Science slows global warming!

Yes, kids, science is a wonderful thing. But not nearly as wonderful as climate modeling, which can perform supernatural miracles. Honest! Climate modeling can raise the level of the oceans (even without Obama's intervention), it can burn up the planet a hundred years from now, and Shazzam! -- the models can save us again -- all without leaving your video games, and without the benefit of the real-world data that you need for boring old regular science.

At least, that's what Nature -- the oldest science journal in the world, going back to Isaac Newton -- now claims.

According to credulous journalist extraordinaire Katharine Sanderson (who has no degree in climatology), we are supposed to believe that "sophisticated climate chemistry models have shown that the (Montreal) Protocol has done much more than rescue the planet from sunburn."

For all you great unwashed, the Montreal Protocol prohibited CFC's, which used to keep our refrigerators cold. Now we find out that not only has Montreal saved the world's ozone layer, but it has even postponed the dreaded catastrophe of Global Warming!

How do we know that? What's the actual evidence?

Well, ummmm... well... duuuhhh

Oh yes, it's a "sophisticated climate chemistry model"!

Phew. tells us that

"The team worked out a predicted value for chlorine levels in the stratosphere ... in the year 2030, on the basis of how quickly chlorine levels were rising in the late 1960s and early 1970s.

"Chlorine is known to be the main driver for atmospheric ozone depletion in the stratosphere, ...

"They ran this value of chlorine -- 9 parts per billion by volume (ppbv) -- through their computer models simulating climate chemistry. For comparison, they also ran the models with a chlorine level of 3.5 ppbv, which was the level in the stratosphere by the late 1990s. ... (The computer model) showed what effect this ozone loss would have had on the planet's climate at the surface. And those changes are significant.

"'What we're seeing here is a big signal,' says (John) Pyle (the Cambridge scientist who led the modeling team)."

So -- pay attention to this, now, kids -- these video gamers extrapolated the chlorine numbers from fifty years ago, before satellites were available to measure that stuff. Then they took another number from the 1990s. Then they projected two decades ahead to 2030 what would have been the value of chlorine without and without the Montreal Protocol.

Then they took credit for the "improvement" in chlorine levels, which are supposed to stand for ozone levels, which are supposed to stand for global warming levels 22 years from now.

Got that?

It is the ultimate example of scientific hubris

As Bjorn Lomborg just wrote in The Guardian, of all places,

"Much of the global warming debate is perhaps best described as a constant outbidding by frantic campaigners, producing a barrage of ever-more scary scenarios in an attempt to get the public to accept their civilisation-changing proposals. Unfortunately, the general public -- while concerned about the environment -- is distinctly unwilling to support questionable solutions with costs running into tens of trillions of pounds.
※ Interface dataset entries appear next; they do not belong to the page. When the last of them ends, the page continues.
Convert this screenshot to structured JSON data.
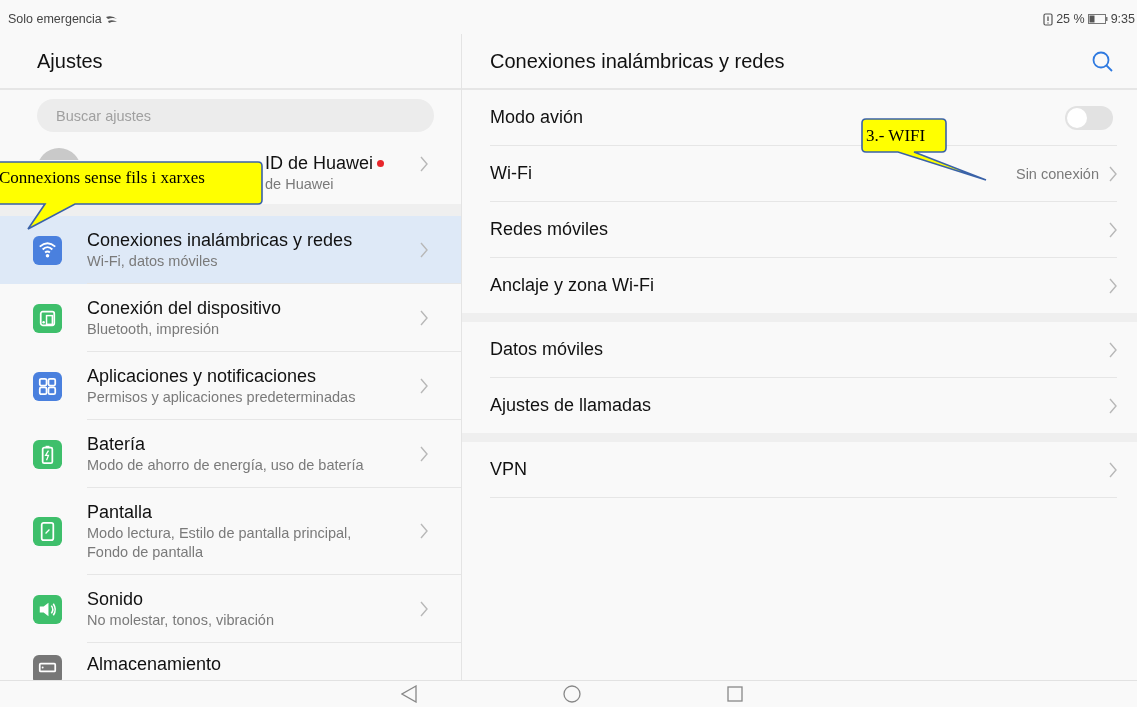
{
  "status_bar": {
    "carrier": "Solo emergencia",
    "battery_percent": "25 %",
    "time": "9:35"
  },
  "sidebar": {
    "title": "Ajustes",
    "search": {
      "placeholder": "Buscar ajustes"
    },
    "account": {
      "title": "ID de Huawei",
      "subtitle": "de Huawei",
      "notification_dot": true
    },
    "items": [
      {
        "title": "Conexiones inalámbricas y redes",
        "subtitle": "Wi-Fi, datos móviles",
        "selected": true
      },
      {
        "title": "Conexión del dispositivo",
        "subtitle": "Bluetooth, impresión",
        "selected": false
      },
      {
        "title": "Aplicaciones y notificaciones",
        "subtitle": "Permisos y aplicaciones predeterminadas",
        "selected": false
      },
      {
        "title": "Batería",
        "subtitle": "Modo de ahorro de energía, uso de batería",
        "selected": false
      },
      {
        "title": "Pantalla",
        "subtitle": "Modo lectura, Estilo de pantalla principal, Fondo de pantalla",
        "selected": false
      },
      {
        "title": "Sonido",
        "subtitle": "No molestar, tonos, vibración",
        "selected": false
      },
      {
        "title": "Almacenamiento",
        "selected": false
      }
    ]
  },
  "detail": {
    "title": "Conexiones inalámbricas y redes",
    "groups": [
      [
        {
          "kind": "toggle",
          "label": "Modo avión",
          "on": false
        },
        {
          "kind": "link",
          "label": "Wi-Fi",
          "value": "Sin conexión"
        },
        {
          "kind": "link",
          "label": "Redes móviles"
        },
        {
          "kind": "link",
          "label": "Anclaje y zona Wi-Fi"
        }
      ],
      [
        {
          "kind": "link",
          "label": "Datos móviles"
        },
        {
          "kind": "link",
          "label": "Ajustes de llamadas"
        }
      ],
      [
        {
          "kind": "link",
          "label": "VPN"
        }
      ]
    ]
  },
  "annotations": [
    {
      "text": "Connexions sense fils i xarxes"
    },
    {
      "text": "3.- WIFI"
    }
  ]
}
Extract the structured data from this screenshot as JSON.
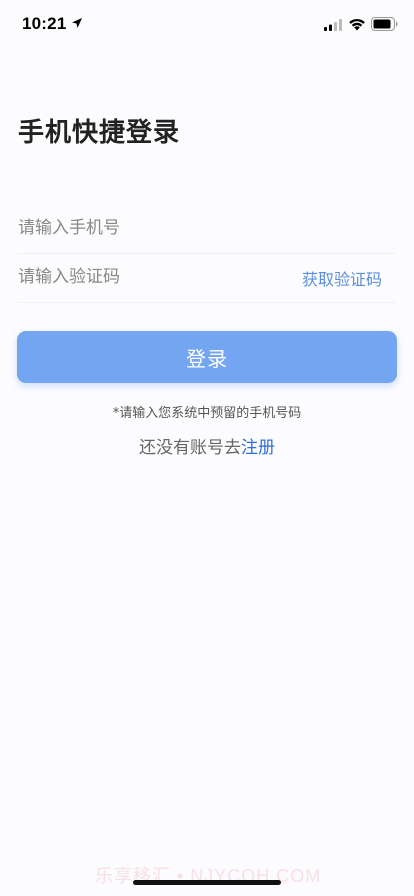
{
  "status_bar": {
    "time": "10:21",
    "icons": [
      "location-arrow-icon",
      "signal-icon",
      "wifi-icon",
      "battery-icon"
    ]
  },
  "login": {
    "title": "手机快捷登录",
    "phone_placeholder": "请输入手机号",
    "code_placeholder": "请输入验证码",
    "get_code_label": "获取验证码",
    "login_button_label": "登录",
    "hint": "*请输入您系统中预留的手机号码",
    "register_prefix": "还没有账号去",
    "register_link": "注册"
  },
  "watermark": "乐享移汇 • NJYCQH.COM",
  "colors": {
    "primary_button": "#73a5f0",
    "link": "#2f6fd8",
    "get_code": "#5b8fdc",
    "background": "#fcfcfe"
  }
}
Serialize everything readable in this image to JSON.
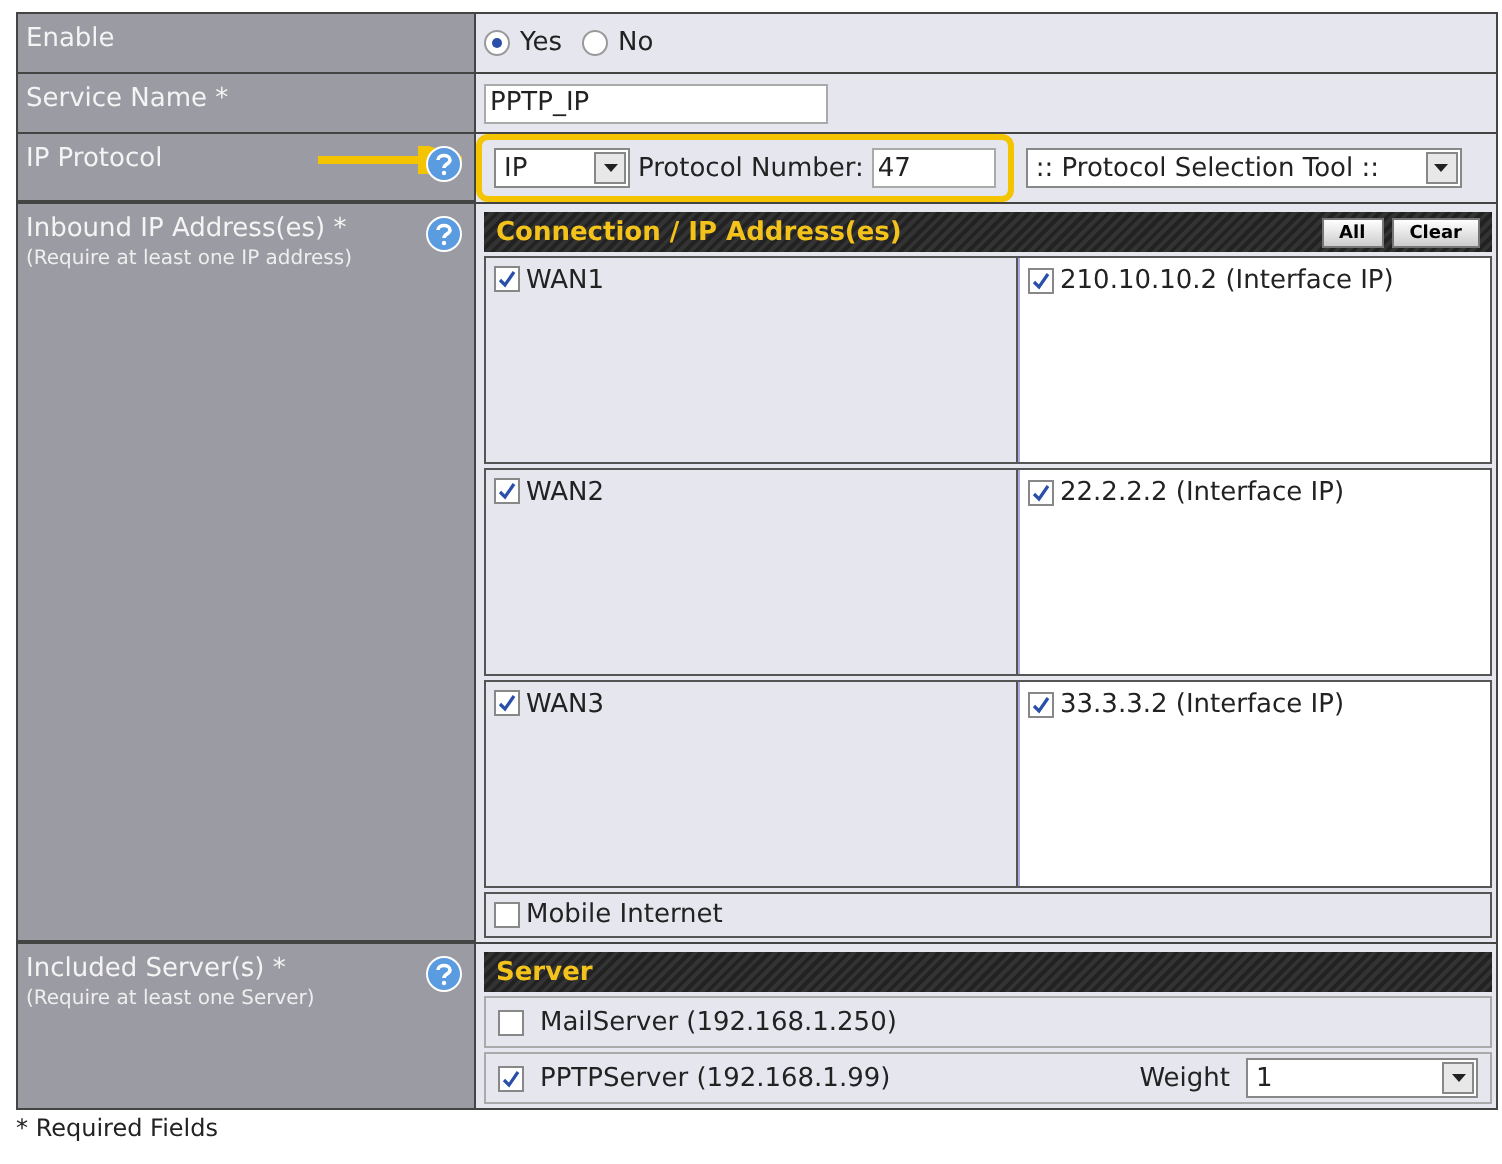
{
  "enable": {
    "label": "Enable",
    "options": [
      {
        "label": "Yes",
        "selected": true
      },
      {
        "label": "No",
        "selected": false
      }
    ]
  },
  "service_name": {
    "label": "Service Name *",
    "value": "PPTP_IP"
  },
  "ip_protocol": {
    "label": "IP Protocol",
    "protocol": "IP",
    "number_label": "Protocol Number:",
    "number": "47",
    "tool": ":: Protocol Selection Tool ::",
    "highlighted": true
  },
  "inbound": {
    "label": "Inbound IP Address(es) *",
    "note": "(Require at least one IP address)",
    "header": "Connection / IP Address(es)",
    "buttons": [
      "All",
      "Clear"
    ],
    "connections": [
      {
        "name": "WAN1",
        "checked": true,
        "addresses": [
          {
            "label": "210.10.10.2 (Interface IP)",
            "checked": true
          }
        ]
      },
      {
        "name": "WAN2",
        "checked": true,
        "addresses": [
          {
            "label": "22.2.2.2 (Interface IP)",
            "checked": true
          }
        ]
      },
      {
        "name": "WAN3",
        "checked": true,
        "addresses": [
          {
            "label": "33.3.3.2 (Interface IP)",
            "checked": true
          }
        ]
      }
    ],
    "extra": {
      "name": "Mobile Internet",
      "checked": false
    }
  },
  "servers": {
    "label": "Included Server(s) *",
    "note": "(Require at least one Server)",
    "header": "Server",
    "items": [
      {
        "name": "MailServer (192.168.1.250)",
        "checked": false
      },
      {
        "name": "PPTPServer (192.168.1.99)",
        "checked": true,
        "weight_label": "Weight",
        "weight": "1"
      }
    ]
  },
  "footer": "* Required Fields"
}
Predictably, this makes the campaigners reach for even more outlandish scares."

And Freeman Dyson, who is a real theoretical physicist, not the fake kind, wrote in his autobiography that: 

"...all the fuss about global warming is grossly exaggerated. ... I have studied the climate models and I know what they can do. The models solve the equations of fluid dynamics, and they do a very good job of describing the fluid motions of the atmosphere and the oceans. They do a very poor job of describing the clouds, the dust, the chemistry and the biology of fields and farms and forests. They do not begin to describe the real world that we live in. The real world is muddy and messy and full of things that we do not yet understand. It is much easier for a scientist to sit in an air-conditioned building and run computer models, than to put on winter clothes and measure what is really happening outside in the swamps and the clouds. That is why the climate model experts end up believing their own models."

In no other field of science can you create a garbage-in/garbage-out video game about one of the most complex nonlinear systems known to science, the earth climate, and make wild guesses and get paid for it -- not to mention being celebrated in the pages of Nature. You just take a data point from fifty years ago, add another point from the 1990s, project it all to 2030, make inferences from chlorine to ozone to global warming, publish the result, and get celebrated for your non-existent proof of current pop orthodoxy about Armageddon.

And no, this is not "a big signal" in climate evidence, Professor Pyle. It's a big signal in your model. If you tweak a dozen other variables you could change that result without ever leaving your desk. And what's more, you and all the other global warming frauds out there know that perfectly well.

This is a sad reflection of the corruption of the scientific enterprise. Non fingo hypothesi, said Newton when he was urged to perform a similar miracle in his time: I do not make wildly speculative hypotheses. Today we do perform miracles of prediction, and earn Nobel Peace Prizes for superannuated politicians, not to mention billions of dollars to support fraudulent superstition in the name of science.

Today's climate modeling has gone far beyond Isaac Newton. Or beyond any other scientist in history, for that matter. Today, we can not only predict the things that will happen to Planet Earth a hundred years from now within a few degrees Centigrade, we can also tell you about all the terrible things that woulda happened if our Green politicians hadn't passed the Montreal Protocol.

Whoever said scientists don't believe in miracles

James Lewis blogs at